/---

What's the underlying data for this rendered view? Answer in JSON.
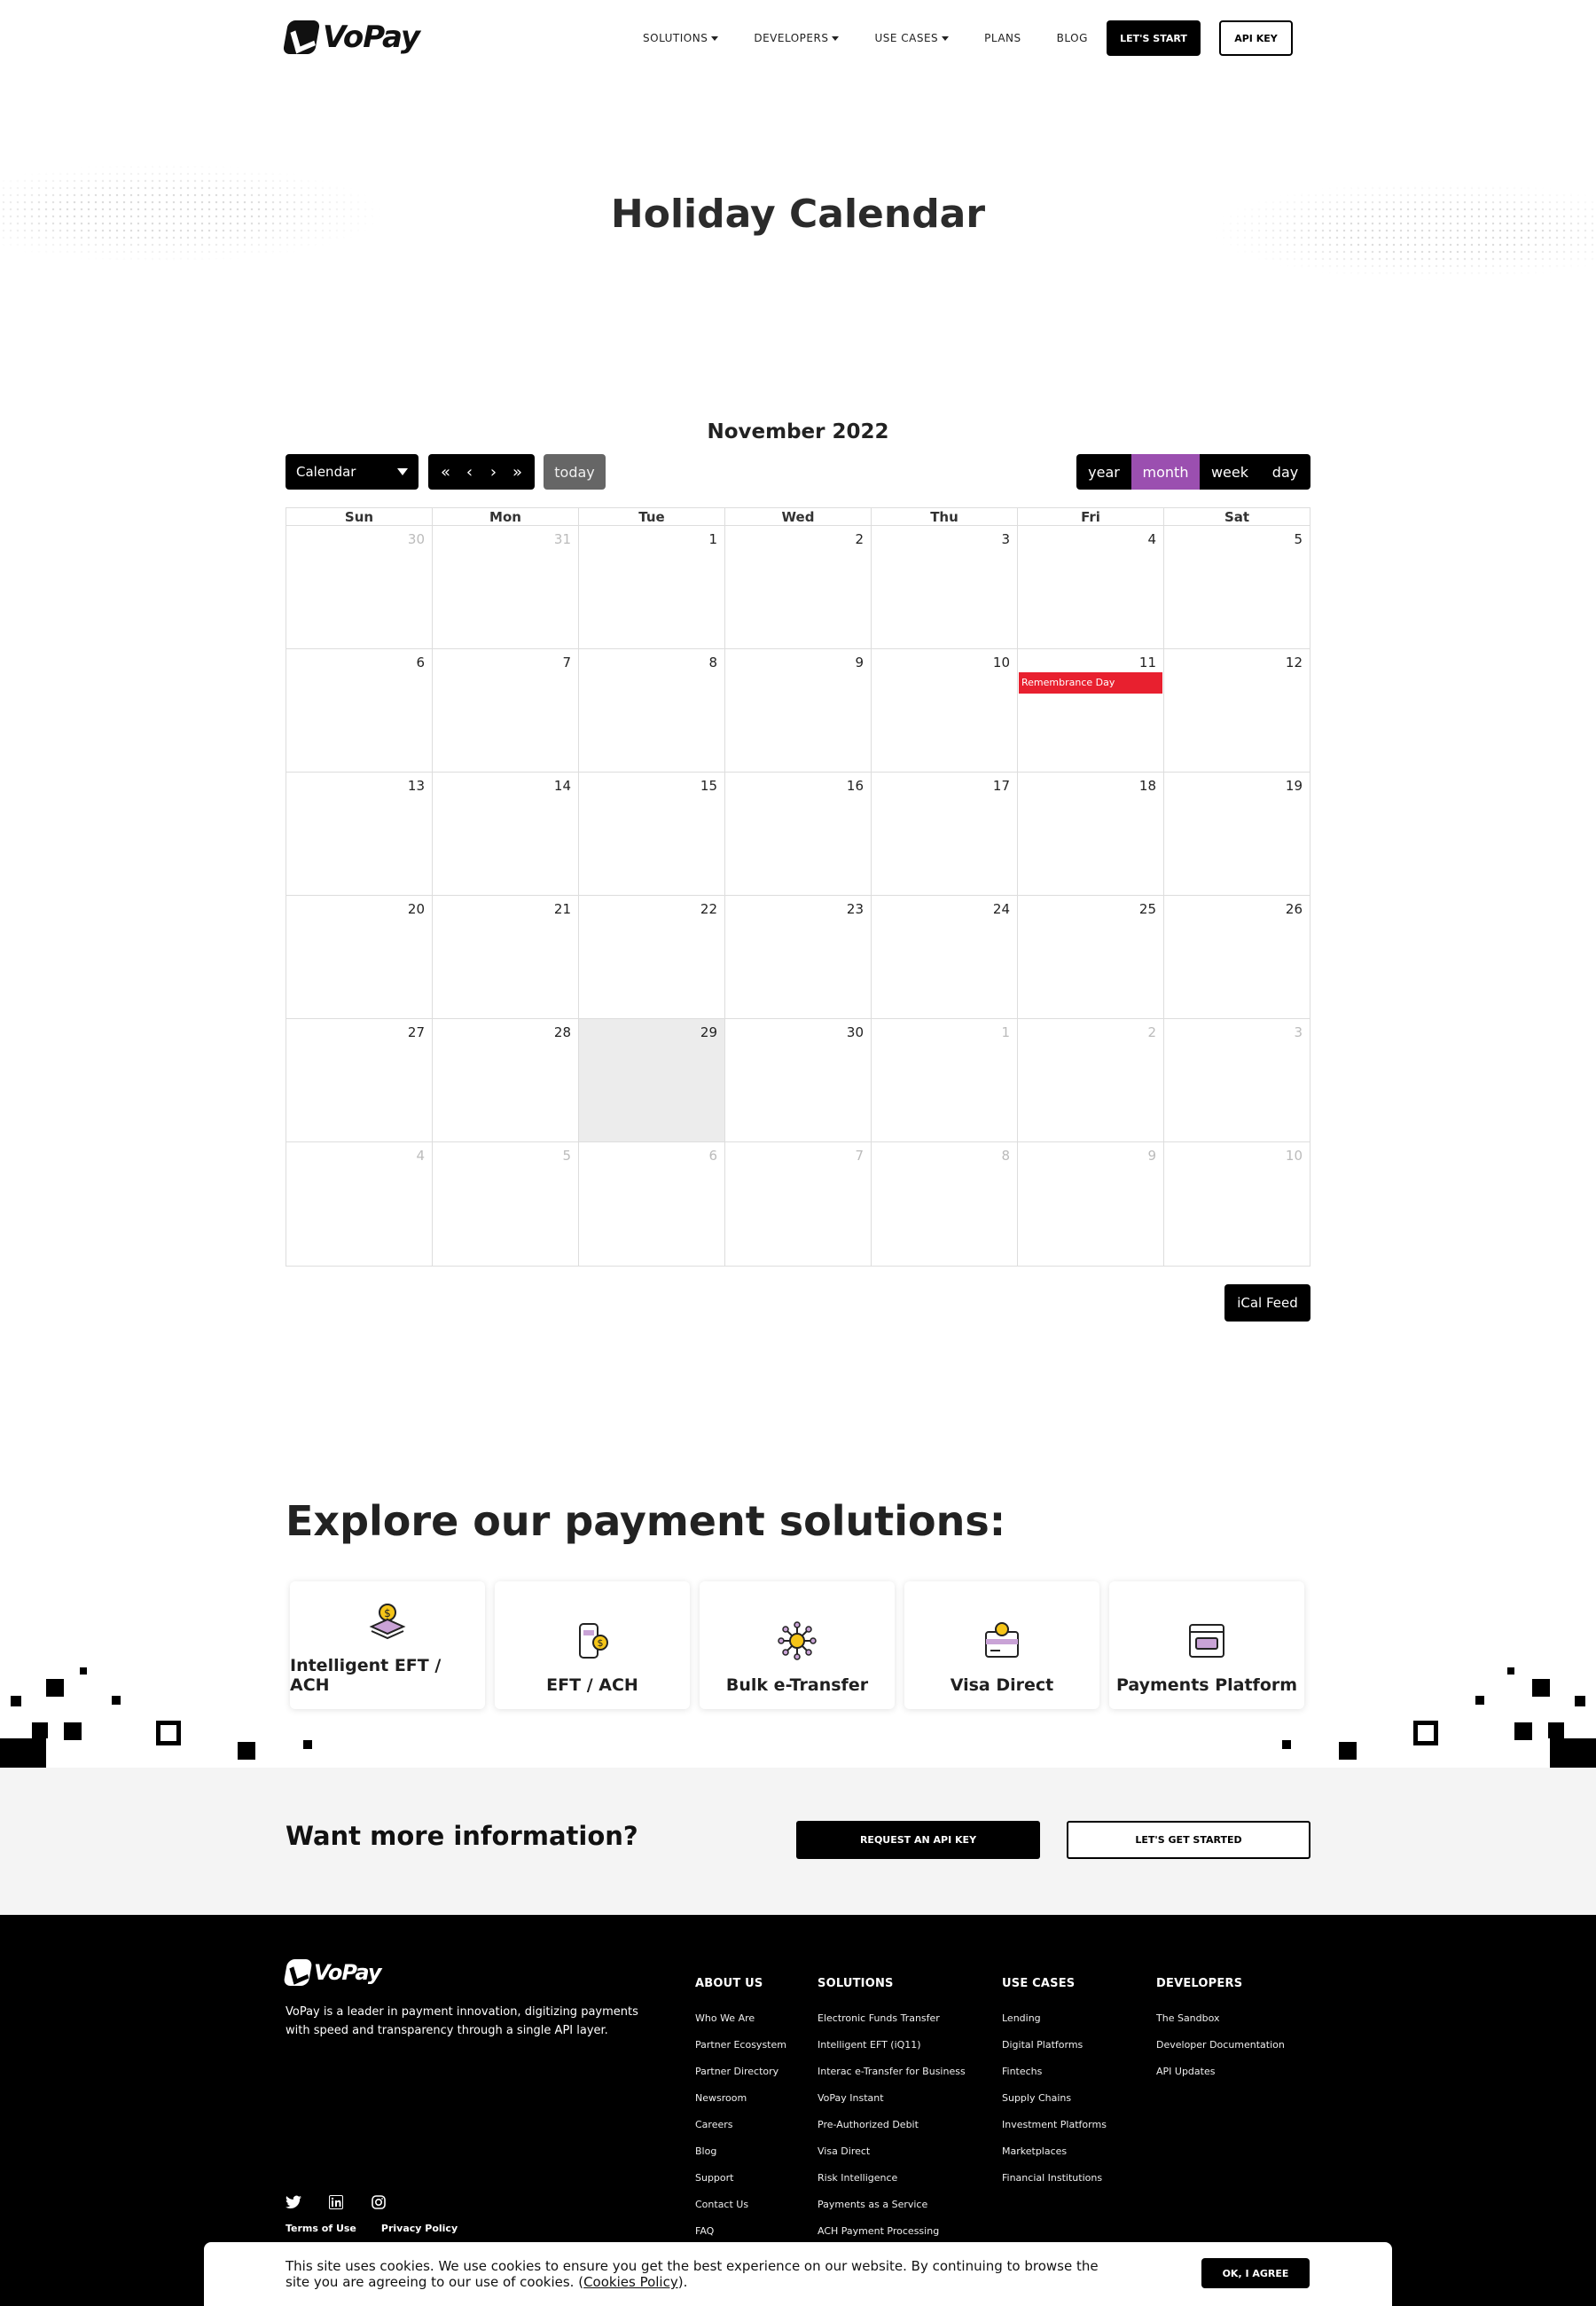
{
  "brand": {
    "name": "VoPay"
  },
  "nav": {
    "items": [
      "SOLUTIONS",
      "DEVELOPERS",
      "USE CASES",
      "PLANS",
      "BLOG"
    ],
    "start_label": "LET'S START",
    "apikey_label": "API KEY"
  },
  "hero": {
    "title": "Holiday Calendar"
  },
  "calendar": {
    "month_label": "November 2022",
    "select_value": "Calendar",
    "today_label": "today",
    "views": {
      "year": "year",
      "month": "month",
      "week": "week",
      "day": "day"
    },
    "active_view": "month",
    "days_of_week": [
      "Sun",
      "Mon",
      "Tue",
      "Wed",
      "Thu",
      "Fri",
      "Sat"
    ],
    "weeks": [
      [
        "30",
        "31",
        "1",
        "2",
        "3",
        "4",
        "5"
      ],
      [
        "6",
        "7",
        "8",
        "9",
        "10",
        "11",
        "12"
      ],
      [
        "13",
        "14",
        "15",
        "16",
        "17",
        "18",
        "19"
      ],
      [
        "20",
        "21",
        "22",
        "23",
        "24",
        "25",
        "26"
      ],
      [
        "27",
        "28",
        "29",
        "30",
        "1",
        "2",
        "3"
      ],
      [
        "4",
        "5",
        "6",
        "7",
        "8",
        "9",
        "10"
      ]
    ],
    "event": {
      "title": "Remembrance Day",
      "date": "11"
    },
    "ical_label": "iCal Feed"
  },
  "explore": {
    "title": "Explore our payment solutions:",
    "cards": [
      {
        "label": "Intelligent EFT / ACH",
        "icon": "coin-stack-icon"
      },
      {
        "label": "EFT / ACH",
        "icon": "phone-payment-icon"
      },
      {
        "label": "Bulk e-Transfer",
        "icon": "network-coin-icon"
      },
      {
        "label": "Visa Direct",
        "icon": "card-coin-icon"
      },
      {
        "label": "Payments Platform",
        "icon": "browser-window-icon"
      }
    ]
  },
  "cta": {
    "title": "Want more information?",
    "request_label": "REQUEST AN API KEY",
    "started_label": "LET'S GET STARTED"
  },
  "footer": {
    "description": "VoPay is a leader in payment innovation, digitizing payments with speed and transparency through a single API layer.",
    "columns": [
      {
        "title": "ABOUT US",
        "links": [
          "Who We Are",
          "Partner Ecosystem",
          "Partner Directory",
          "Newsroom",
          "Careers",
          "Blog",
          "Support",
          "Contact Us",
          "FAQ"
        ]
      },
      {
        "title": "SOLUTIONS",
        "links": [
          "Electronic Funds Transfer",
          "Intelligent EFT (iQ11)",
          "Interac e-Transfer for Business",
          "VoPay Instant",
          "Pre-Authorized Debit",
          "Visa Direct",
          "Risk Intelligence",
          "Payments as a Service",
          "ACH Payment Processing"
        ]
      },
      {
        "title": "USE CASES",
        "links": [
          "Lending",
          "Digital Platforms",
          "Fintechs",
          "Supply Chains",
          "Investment Platforms",
          "Marketplaces",
          "Financial Institutions"
        ]
      },
      {
        "title": "DEVELOPERS",
        "links": [
          "The Sandbox",
          "Developer Documentation",
          "API Updates"
        ]
      }
    ],
    "terms_label": "Terms of Use",
    "privacy_label": "Privacy Policy",
    "social": [
      "twitter-icon",
      "linkedin-icon",
      "instagram-icon"
    ]
  },
  "cookie": {
    "text": "This site uses cookies. We use cookies to ensure you get the best experience on our website. By continuing to browse the site you are agreeing to our use of cookies. (",
    "link": "Cookies Policy",
    "text_end": ").",
    "accept_label": "OK, I AGREE"
  },
  "colors": {
    "accent_purple": "#9b4fb0",
    "event_red": "#e8202f",
    "today_bg": "#ececec"
  }
}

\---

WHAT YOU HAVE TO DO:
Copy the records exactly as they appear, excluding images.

SOLUTION BELOW:
What's the underlying data for this rendered view? Answer in JSON.
{
  "brand": {
    "name": "VoPay"
  },
  "nav": {
    "items": [
      "SOLUTIONS",
      "DEVELOPERS",
      "USE CASES",
      "PLANS",
      "BLOG"
    ],
    "start_label": "LET'S START",
    "apikey_label": "API KEY"
  },
  "hero": {
    "title": "Holiday Calendar"
  },
  "calendar": {
    "month_label": "November 2022",
    "select_value": "Calendar",
    "today_label": "today",
    "views": {
      "year": "year",
      "month": "month",
      "week": "week",
      "day": "day"
    },
    "active_view": "month",
    "days_of_week": [
      "Sun",
      "Mon",
      "Tue",
      "Wed",
      "Thu",
      "Fri",
      "Sat"
    ],
    "weeks": [
      [
        "30",
        "31",
        "1",
        "2",
        "3",
        "4",
        "5"
      ],
      [
        "6",
        "7",
        "8",
        "9",
        "10",
        "11",
        "12"
      ],
      [
        "13",
        "14",
        "15",
        "16",
        "17",
        "18",
        "19"
      ],
      [
        "20",
        "21",
        "22",
        "23",
        "24",
        "25",
        "26"
      ],
      [
        "27",
        "28",
        "29",
        "30",
        "1",
        "2",
        "3"
      ],
      [
        "4",
        "5",
        "6",
        "7",
        "8",
        "9",
        "10"
      ]
    ],
    "event": {
      "title": "Remembrance Day",
      "date": "11"
    },
    "ical_label": "iCal Feed"
  },
  "explore": {
    "title": "Explore our payment solutions:",
    "cards": [
      {
        "label": "Intelligent EFT / ACH",
        "icon": "coin-stack-icon"
      },
      {
        "label": "EFT / ACH",
        "icon": "phone-payment-icon"
      },
      {
        "label": "Bulk e-Transfer",
        "icon": "network-coin-icon"
      },
      {
        "label": "Visa Direct",
        "icon": "card-coin-icon"
      },
      {
        "label": "Payments Platform",
        "icon": "browser-window-icon"
      }
    ]
  },
  "cta": {
    "title": "Want more information?",
    "request_label": "REQUEST AN API KEY",
    "started_label": "LET'S GET STARTED"
  },
  "footer": {
    "description": "VoPay is a leader in payment innovation, digitizing payments with speed and transparency through a single API layer.",
    "columns": [
      {
        "title": "ABOUT US",
        "links": [
          "Who We Are",
          "Partner Ecosystem",
          "Partner Directory",
          "Newsroom",
          "Careers",
          "Blog",
          "Support",
          "Contact Us",
          "FAQ"
        ]
      },
      {
        "title": "SOLUTIONS",
        "links": [
          "Electronic Funds Transfer",
          "Intelligent EFT (iQ11)",
          "Interac e-Transfer for Business",
          "VoPay Instant",
          "Pre-Authorized Debit",
          "Visa Direct",
          "Risk Intelligence",
          "Payments as a Service",
          "ACH Payment Processing"
        ]
      },
      {
        "title": "USE CASES",
        "links": [
          "Lending",
          "Digital Platforms",
          "Fintechs",
          "Supply Chains",
          "Investment Platforms",
          "Marketplaces",
          "Financial Institutions"
        ]
      },
      {
        "title": "DEVELOPERS",
        "links": [
          "The Sandbox",
          "Developer Documentation",
          "API Updates"
        ]
      }
    ],
    "terms_label": "Terms of Use",
    "privacy_label": "Privacy Policy",
    "social": [
      "twitter-icon",
      "linkedin-icon",
      "instagram-icon"
    ]
  },
  "cookie": {
    "text": "This site uses cookies. We use cookies to ensure you get the best experience on our website. By continuing to browse the site you are agreeing to our use of cookies. (",
    "link": "Cookies Policy",
    "text_end": ").",
    "accept_label": "OK, I AGREE"
  },
  "colors": {
    "accent_purple": "#9b4fb0",
    "event_red": "#e8202f",
    "today_bg": "#ececec"
  }
}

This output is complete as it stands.